One major breach in 1999 at the now-closed Cobre mine site released 8 million gallons of mine waste into Hanover Creek and nearby streams, according to the 2011 consent decree.
The document states that the money be used to “restore, replace, rehabilitate and/or acquire the equivalent of groundwater resources injured, destroyed or lost” because of the toxic leaks.
The latest project will also decommission the existing septic systems and build a sewer lift station.
Freeport McMoRan also paid $5.5 million for wildlife and habitat damage in a 2012 settlement with the Office of the Natural Resources Trustee and the U.S. Fish and Wildlife Service.
The settlement money has funded $5 million for Silver City groundwater protection projects and connected nearly 220 of the town’s residences to sewer systems.
The office also recently reached a $150,000 settlement with Fronk Oil Co. for a 2016 fuel spill into the Cimarron River.
“I was pleased that Fronk Oil became a partner in this restoration project, because I think it sets an example for other companies by displaying an understanding that companies have the responsibility to make residents whole,” Hart Stebbins said. “Unfortunately, $150,000 does not buy a lot of restoration. But our intention is if the court approves the settlement, it will add funding to an existing project restoring trout habitat on the Cimmaron River.”
Other projects in the works include groundwater and habitat restoration at Fort Wingate and identifying cleanup solutions for groundwater contaminated by NASA activities at White Sands Test Facility.

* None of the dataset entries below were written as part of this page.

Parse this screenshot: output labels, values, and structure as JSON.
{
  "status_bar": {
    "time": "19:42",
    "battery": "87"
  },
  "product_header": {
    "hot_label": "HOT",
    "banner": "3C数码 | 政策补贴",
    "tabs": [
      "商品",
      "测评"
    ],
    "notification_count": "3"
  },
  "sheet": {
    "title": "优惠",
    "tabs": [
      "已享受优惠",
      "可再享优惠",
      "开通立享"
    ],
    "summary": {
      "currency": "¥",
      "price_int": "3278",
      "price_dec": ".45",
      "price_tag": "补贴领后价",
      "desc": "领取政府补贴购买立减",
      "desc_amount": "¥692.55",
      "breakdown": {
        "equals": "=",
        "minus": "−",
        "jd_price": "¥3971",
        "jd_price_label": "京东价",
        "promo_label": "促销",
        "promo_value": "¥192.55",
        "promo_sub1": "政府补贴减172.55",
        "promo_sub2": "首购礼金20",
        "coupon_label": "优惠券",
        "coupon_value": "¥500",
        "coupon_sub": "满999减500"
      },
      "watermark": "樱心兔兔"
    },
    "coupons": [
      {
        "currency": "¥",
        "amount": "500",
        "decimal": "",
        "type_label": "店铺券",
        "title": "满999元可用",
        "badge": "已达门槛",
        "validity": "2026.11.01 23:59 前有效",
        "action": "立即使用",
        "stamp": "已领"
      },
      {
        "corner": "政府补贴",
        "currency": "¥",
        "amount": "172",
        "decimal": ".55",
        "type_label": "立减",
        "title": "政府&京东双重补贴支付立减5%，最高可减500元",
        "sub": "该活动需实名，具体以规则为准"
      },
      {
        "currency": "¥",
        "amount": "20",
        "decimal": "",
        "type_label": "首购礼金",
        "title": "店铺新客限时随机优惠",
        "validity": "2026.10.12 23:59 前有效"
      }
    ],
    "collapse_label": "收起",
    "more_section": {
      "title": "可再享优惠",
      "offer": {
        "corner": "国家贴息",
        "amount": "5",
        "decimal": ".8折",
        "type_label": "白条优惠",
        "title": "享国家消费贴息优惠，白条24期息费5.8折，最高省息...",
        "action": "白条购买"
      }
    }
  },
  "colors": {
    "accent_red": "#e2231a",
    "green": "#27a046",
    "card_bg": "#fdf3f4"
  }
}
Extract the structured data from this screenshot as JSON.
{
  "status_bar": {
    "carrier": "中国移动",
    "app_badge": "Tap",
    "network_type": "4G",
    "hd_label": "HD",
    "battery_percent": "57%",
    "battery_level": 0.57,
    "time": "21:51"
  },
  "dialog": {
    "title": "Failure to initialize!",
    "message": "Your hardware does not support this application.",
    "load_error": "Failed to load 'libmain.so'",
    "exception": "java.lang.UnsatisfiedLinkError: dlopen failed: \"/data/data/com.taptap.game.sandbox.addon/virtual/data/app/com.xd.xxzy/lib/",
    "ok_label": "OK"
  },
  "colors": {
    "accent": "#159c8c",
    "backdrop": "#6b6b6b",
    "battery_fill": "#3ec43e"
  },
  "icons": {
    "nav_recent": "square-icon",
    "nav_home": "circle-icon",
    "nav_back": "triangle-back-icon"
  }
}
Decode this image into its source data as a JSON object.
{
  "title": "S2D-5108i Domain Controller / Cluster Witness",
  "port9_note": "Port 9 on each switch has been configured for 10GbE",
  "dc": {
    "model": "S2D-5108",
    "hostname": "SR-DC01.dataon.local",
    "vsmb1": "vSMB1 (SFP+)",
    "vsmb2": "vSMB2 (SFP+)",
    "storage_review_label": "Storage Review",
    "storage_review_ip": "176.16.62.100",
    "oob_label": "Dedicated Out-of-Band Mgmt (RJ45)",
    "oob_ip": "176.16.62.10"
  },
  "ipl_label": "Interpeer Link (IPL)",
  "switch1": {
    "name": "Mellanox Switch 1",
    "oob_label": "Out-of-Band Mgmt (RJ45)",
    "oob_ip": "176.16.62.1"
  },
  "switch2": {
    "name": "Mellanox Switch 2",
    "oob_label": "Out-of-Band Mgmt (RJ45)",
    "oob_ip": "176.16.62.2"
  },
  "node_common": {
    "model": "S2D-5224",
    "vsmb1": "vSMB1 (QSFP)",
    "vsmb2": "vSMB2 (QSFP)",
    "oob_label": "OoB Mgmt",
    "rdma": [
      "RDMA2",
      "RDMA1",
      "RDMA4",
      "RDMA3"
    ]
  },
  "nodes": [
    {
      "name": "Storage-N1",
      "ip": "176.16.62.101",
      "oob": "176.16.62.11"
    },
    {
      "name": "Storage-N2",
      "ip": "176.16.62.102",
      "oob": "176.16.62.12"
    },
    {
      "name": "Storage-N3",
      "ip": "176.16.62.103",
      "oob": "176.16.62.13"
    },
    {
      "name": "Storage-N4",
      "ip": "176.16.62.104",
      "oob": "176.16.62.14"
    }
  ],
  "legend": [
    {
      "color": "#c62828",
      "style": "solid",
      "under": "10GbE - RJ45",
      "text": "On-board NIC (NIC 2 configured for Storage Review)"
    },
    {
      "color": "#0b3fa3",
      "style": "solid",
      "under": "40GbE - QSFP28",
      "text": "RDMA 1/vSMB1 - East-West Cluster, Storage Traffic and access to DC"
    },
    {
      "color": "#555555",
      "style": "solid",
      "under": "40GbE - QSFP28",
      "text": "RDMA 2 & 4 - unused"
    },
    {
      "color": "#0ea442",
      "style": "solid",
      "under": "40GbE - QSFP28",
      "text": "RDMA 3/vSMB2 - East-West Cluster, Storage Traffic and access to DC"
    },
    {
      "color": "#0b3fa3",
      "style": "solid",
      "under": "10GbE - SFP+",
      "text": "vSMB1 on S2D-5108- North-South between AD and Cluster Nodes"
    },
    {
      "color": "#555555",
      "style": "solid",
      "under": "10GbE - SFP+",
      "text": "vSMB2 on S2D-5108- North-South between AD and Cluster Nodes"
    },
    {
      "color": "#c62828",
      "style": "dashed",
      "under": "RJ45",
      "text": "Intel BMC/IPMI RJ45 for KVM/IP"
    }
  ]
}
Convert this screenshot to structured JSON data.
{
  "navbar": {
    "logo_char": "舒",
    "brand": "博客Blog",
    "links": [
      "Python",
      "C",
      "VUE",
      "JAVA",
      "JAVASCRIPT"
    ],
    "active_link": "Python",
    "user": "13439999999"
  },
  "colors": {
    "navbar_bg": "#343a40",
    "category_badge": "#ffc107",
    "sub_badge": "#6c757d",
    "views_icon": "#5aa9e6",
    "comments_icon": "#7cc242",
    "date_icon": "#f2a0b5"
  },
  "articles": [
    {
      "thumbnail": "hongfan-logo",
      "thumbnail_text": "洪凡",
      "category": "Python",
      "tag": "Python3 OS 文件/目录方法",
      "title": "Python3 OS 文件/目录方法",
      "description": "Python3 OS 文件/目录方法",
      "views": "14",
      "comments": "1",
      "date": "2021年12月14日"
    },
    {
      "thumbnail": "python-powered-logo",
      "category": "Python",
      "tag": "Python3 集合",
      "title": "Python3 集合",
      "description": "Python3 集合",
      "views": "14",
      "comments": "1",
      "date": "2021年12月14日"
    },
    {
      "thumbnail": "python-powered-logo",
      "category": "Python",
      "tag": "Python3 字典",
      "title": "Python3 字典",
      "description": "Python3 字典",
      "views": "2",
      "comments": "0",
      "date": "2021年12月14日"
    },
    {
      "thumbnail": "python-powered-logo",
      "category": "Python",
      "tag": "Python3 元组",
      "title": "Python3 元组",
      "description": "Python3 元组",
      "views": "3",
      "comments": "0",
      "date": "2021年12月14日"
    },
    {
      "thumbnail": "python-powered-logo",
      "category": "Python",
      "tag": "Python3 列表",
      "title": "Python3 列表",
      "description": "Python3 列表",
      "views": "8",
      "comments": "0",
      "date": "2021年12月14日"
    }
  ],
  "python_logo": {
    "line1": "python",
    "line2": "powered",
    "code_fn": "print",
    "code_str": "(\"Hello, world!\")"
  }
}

Theresa Davis is a Report for America corps member covering water and the environment for the Albuquerque Journal.